++++ Data
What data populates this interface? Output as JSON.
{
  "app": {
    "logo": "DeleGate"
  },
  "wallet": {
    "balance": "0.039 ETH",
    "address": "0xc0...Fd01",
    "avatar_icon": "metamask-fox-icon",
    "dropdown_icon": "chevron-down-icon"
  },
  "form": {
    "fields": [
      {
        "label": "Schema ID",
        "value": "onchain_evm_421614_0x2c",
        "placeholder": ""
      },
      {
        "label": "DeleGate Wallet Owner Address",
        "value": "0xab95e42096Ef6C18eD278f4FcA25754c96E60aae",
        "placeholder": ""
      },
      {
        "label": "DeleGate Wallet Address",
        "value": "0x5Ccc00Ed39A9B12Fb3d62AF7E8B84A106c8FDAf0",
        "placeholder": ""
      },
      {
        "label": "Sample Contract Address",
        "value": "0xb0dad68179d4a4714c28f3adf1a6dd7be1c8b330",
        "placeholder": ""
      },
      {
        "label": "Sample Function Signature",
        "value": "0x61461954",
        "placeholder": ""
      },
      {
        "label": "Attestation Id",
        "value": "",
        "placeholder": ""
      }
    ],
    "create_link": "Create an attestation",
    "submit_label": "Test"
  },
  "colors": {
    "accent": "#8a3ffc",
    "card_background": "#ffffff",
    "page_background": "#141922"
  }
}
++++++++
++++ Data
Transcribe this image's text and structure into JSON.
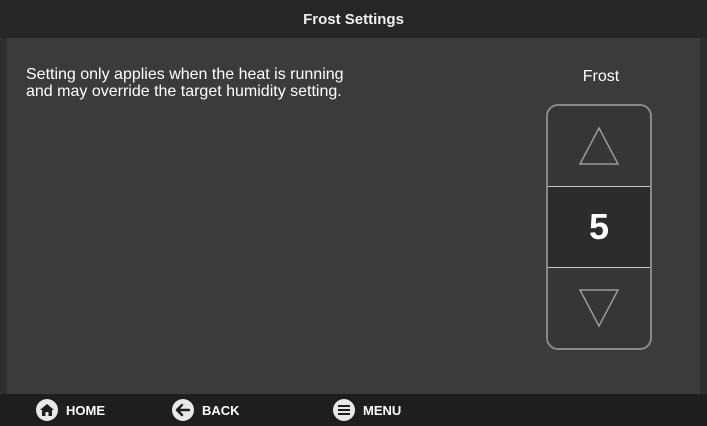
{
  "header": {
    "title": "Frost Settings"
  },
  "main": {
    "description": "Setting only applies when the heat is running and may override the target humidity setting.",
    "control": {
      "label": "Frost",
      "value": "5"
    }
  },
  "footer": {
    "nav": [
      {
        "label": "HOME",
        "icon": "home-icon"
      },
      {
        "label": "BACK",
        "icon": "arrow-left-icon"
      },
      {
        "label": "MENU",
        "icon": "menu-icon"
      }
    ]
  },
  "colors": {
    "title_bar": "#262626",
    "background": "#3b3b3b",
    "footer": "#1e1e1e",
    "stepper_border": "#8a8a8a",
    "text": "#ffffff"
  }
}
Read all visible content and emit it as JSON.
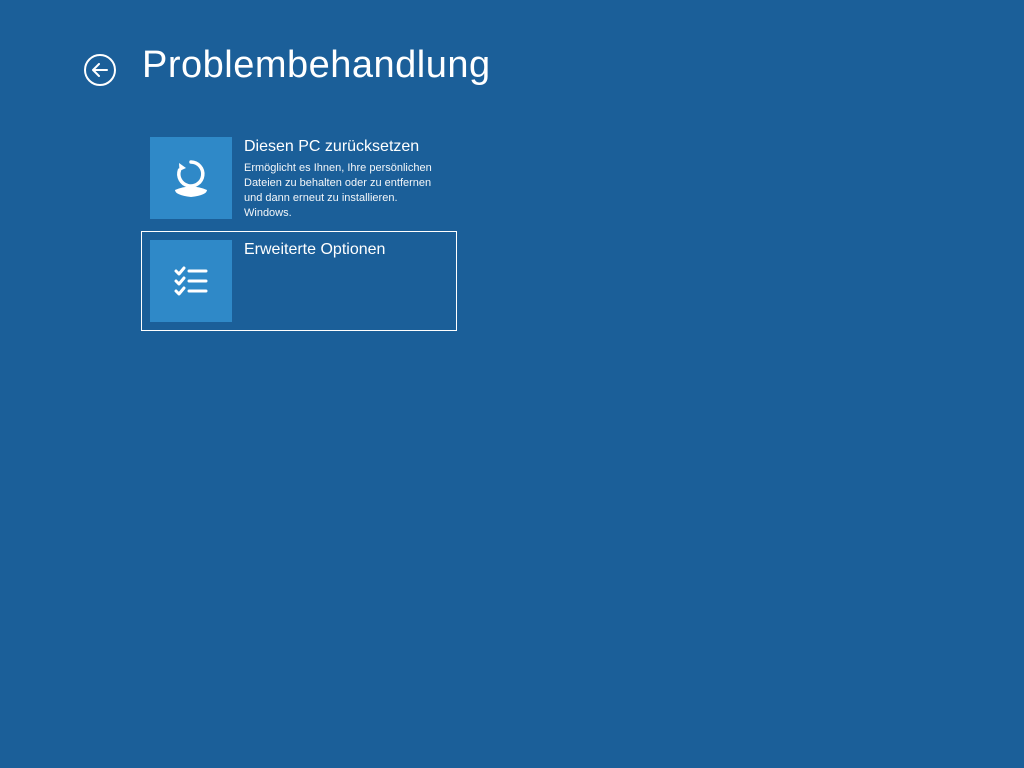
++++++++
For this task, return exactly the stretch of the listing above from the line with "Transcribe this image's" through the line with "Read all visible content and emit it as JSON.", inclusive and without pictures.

Transcribe this image's text and structure into JSON.
{
  "header": {
    "title": "Frost Settings"
  },
  "main": {
    "description": "Setting only applies when the heat is running and may override the target humidity setting.",
    "control": {
      "label": "Frost",
      "value": "5"
    }
  },
  "footer": {
    "nav": [
      {
        "label": "HOME",
        "icon": "home-icon"
      },
      {
        "label": "BACK",
        "icon": "arrow-left-icon"
      },
      {
        "label": "MENU",
        "icon": "menu-icon"
      }
    ]
  },
  "colors": {
    "title_bar": "#262626",
    "background": "#3b3b3b",
    "footer": "#1e1e1e",
    "stepper_border": "#8a8a8a",
    "text": "#ffffff"
  }
}
Read all visible content and emit it as JSON.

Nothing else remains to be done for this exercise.